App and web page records
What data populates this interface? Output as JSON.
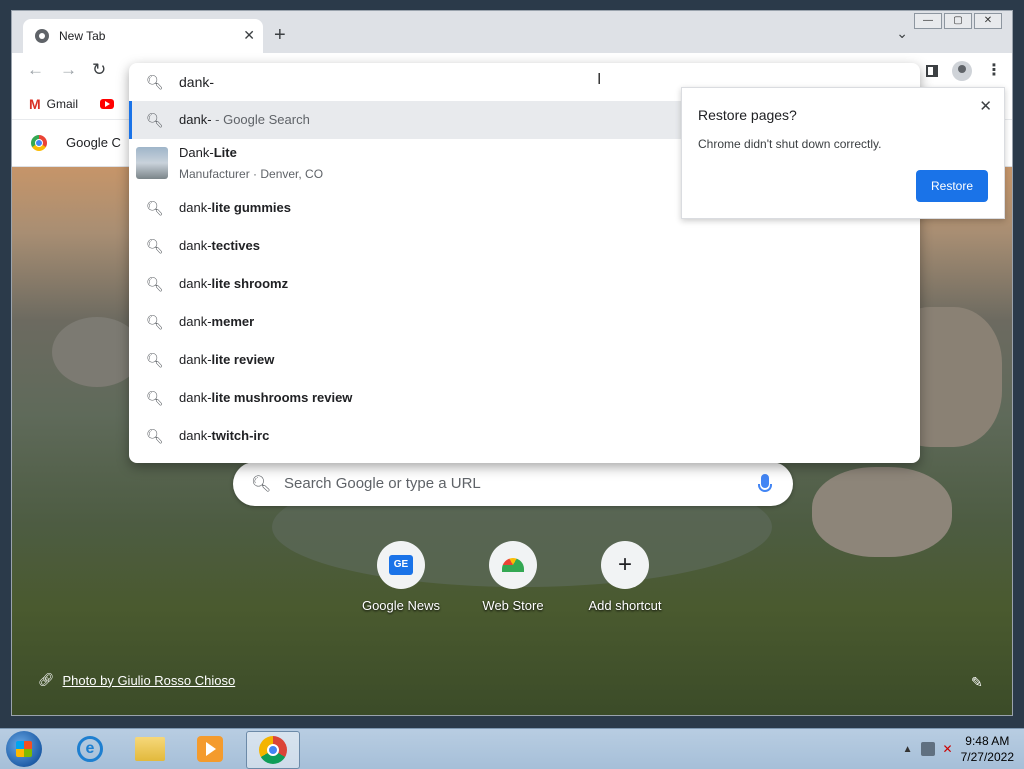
{
  "tab": {
    "title": "New Tab",
    "close": "✕"
  },
  "new_tab": "+",
  "tab_list": "⌄",
  "window_controls": [
    "—",
    "▢",
    "✕"
  ],
  "toolbar": {
    "back": "←",
    "forward": "→",
    "reload": "↻",
    "menu": "⋮"
  },
  "bookmarks": [
    {
      "label": "Gmail",
      "icon": "gmail-icon"
    },
    {
      "label": "",
      "icon": "youtube-icon"
    }
  ],
  "google_bar": {
    "label": "Google C"
  },
  "omnibox": {
    "value": "dank-",
    "suggestions": [
      {
        "prefix": "dank-",
        "suffix": " - Google Search",
        "selected": true
      },
      {
        "prefix": "dank-",
        "suffix": "lite gummies"
      },
      {
        "prefix": "dank-",
        "suffix": "tectives"
      },
      {
        "prefix": "dank-",
        "suffix": "lite shroomz"
      },
      {
        "prefix": "dank-",
        "suffix": "memer"
      },
      {
        "prefix": "dank-",
        "suffix": "lite review"
      },
      {
        "prefix": "dank-",
        "suffix": "lite mushrooms review"
      },
      {
        "prefix": "dank-",
        "suffix": "twitch-irc"
      }
    ],
    "entity": {
      "name_prefix": "Dank-",
      "name_suffix": "Lite",
      "description": "Manufacturer · Denver, CO"
    }
  },
  "restore": {
    "title": "Restore pages?",
    "description": "Chrome didn't shut down correctly.",
    "button": "Restore",
    "close": "✕"
  },
  "ntp": {
    "search_placeholder": "Search Google or type a URL",
    "shortcuts": [
      {
        "label": "Google News",
        "icon": "google-news-icon",
        "glyph": "GE"
      },
      {
        "label": "Web Store",
        "icon": "web-store-icon"
      },
      {
        "label": "Add shortcut",
        "icon": "plus-icon",
        "glyph": "+"
      }
    ],
    "credit": "Photo by Giulio Rosso Chioso",
    "edit": "✎"
  },
  "taskbar": {
    "time": "9:48 AM",
    "date": "7/27/2022",
    "tray_up": "▲",
    "volume": "✕"
  },
  "colors": {
    "accent": "#1a73e8",
    "omnibox_selected": "#e8eaed"
  }
}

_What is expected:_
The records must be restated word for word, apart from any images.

_Solved problem:_
What data populates this interface? Output as JSON.
{
  "tab": {
    "title": "New Tab",
    "close": "✕"
  },
  "new_tab": "+",
  "tab_list": "⌄",
  "window_controls": [
    "—",
    "▢",
    "✕"
  ],
  "toolbar": {
    "back": "←",
    "forward": "→",
    "reload": "↻",
    "menu": "⋮"
  },
  "bookmarks": [
    {
      "label": "Gmail",
      "icon": "gmail-icon"
    },
    {
      "label": "",
      "icon": "youtube-icon"
    }
  ],
  "google_bar": {
    "label": "Google C"
  },
  "omnibox": {
    "value": "dank-",
    "suggestions": [
      {
        "prefix": "dank-",
        "suffix": " - Google Search",
        "selected": true
      },
      {
        "prefix": "dank-",
        "suffix": "lite gummies"
      },
      {
        "prefix": "dank-",
        "suffix": "tectives"
      },
      {
        "prefix": "dank-",
        "suffix": "lite shroomz"
      },
      {
        "prefix": "dank-",
        "suffix": "memer"
      },
      {
        "prefix": "dank-",
        "suffix": "lite review"
      },
      {
        "prefix": "dank-",
        "suffix": "lite mushrooms review"
      },
      {
        "prefix": "dank-",
        "suffix": "twitch-irc"
      }
    ],
    "entity": {
      "name_prefix": "Dank-",
      "name_suffix": "Lite",
      "description": "Manufacturer · Denver, CO"
    }
  },
  "restore": {
    "title": "Restore pages?",
    "description": "Chrome didn't shut down correctly.",
    "button": "Restore",
    "close": "✕"
  },
  "ntp": {
    "search_placeholder": "Search Google or type a URL",
    "shortcuts": [
      {
        "label": "Google News",
        "icon": "google-news-icon",
        "glyph": "GE"
      },
      {
        "label": "Web Store",
        "icon": "web-store-icon"
      },
      {
        "label": "Add shortcut",
        "icon": "plus-icon",
        "glyph": "+"
      }
    ],
    "credit": "Photo by Giulio Rosso Chioso",
    "edit": "✎"
  },
  "taskbar": {
    "time": "9:48 AM",
    "date": "7/27/2022",
    "tray_up": "▲",
    "volume": "✕"
  },
  "colors": {
    "accent": "#1a73e8",
    "omnibox_selected": "#e8eaed"
  }
}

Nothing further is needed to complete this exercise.